▶ App and web page records
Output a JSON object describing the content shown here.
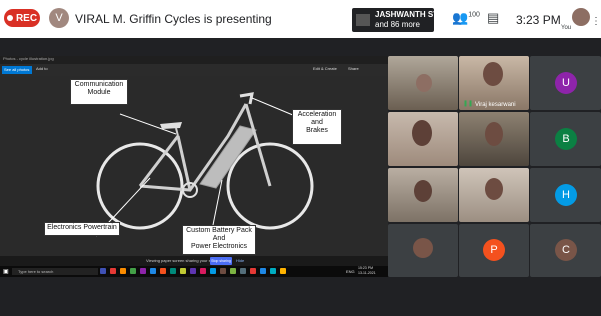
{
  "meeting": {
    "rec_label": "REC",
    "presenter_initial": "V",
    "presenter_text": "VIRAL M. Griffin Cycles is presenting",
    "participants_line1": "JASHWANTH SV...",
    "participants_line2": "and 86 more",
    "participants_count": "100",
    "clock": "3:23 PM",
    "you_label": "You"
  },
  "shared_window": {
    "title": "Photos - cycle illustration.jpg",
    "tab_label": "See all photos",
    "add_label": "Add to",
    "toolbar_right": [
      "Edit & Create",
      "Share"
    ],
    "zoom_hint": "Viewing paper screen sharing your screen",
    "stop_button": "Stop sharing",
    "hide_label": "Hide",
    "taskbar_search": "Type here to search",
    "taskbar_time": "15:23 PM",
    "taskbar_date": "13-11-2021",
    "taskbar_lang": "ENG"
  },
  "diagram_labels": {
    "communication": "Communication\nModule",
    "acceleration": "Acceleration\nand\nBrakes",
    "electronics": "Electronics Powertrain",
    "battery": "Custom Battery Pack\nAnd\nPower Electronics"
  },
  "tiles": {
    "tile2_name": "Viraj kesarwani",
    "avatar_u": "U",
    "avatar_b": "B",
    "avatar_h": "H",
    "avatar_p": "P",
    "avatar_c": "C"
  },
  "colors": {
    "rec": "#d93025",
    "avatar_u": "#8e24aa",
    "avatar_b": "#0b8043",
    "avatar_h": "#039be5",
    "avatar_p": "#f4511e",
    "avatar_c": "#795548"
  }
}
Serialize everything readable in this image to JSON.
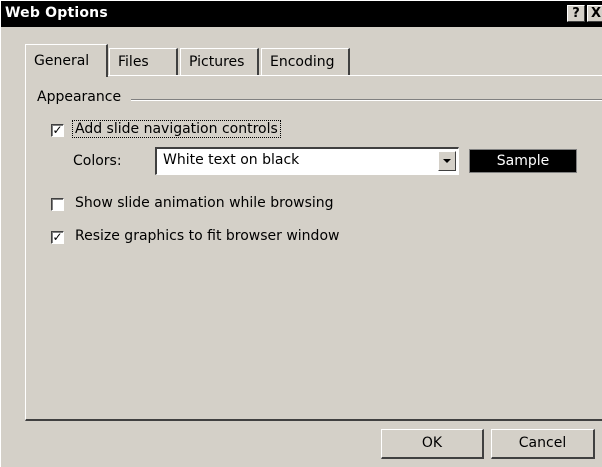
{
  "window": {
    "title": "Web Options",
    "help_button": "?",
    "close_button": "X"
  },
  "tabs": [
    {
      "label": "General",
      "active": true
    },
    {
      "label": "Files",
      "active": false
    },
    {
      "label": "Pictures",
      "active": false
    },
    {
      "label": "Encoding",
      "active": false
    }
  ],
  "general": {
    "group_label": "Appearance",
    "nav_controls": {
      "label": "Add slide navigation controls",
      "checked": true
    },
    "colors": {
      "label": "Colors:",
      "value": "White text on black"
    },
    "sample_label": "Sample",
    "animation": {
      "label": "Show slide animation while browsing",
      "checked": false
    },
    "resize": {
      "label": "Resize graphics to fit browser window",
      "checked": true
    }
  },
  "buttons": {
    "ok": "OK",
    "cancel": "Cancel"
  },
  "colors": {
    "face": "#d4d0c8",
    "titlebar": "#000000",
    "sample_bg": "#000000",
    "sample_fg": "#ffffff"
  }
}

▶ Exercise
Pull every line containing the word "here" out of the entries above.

▶ Solution for this problem
Output a JSON object describing the content shown here.
    "taskbar_search": "Type here to search",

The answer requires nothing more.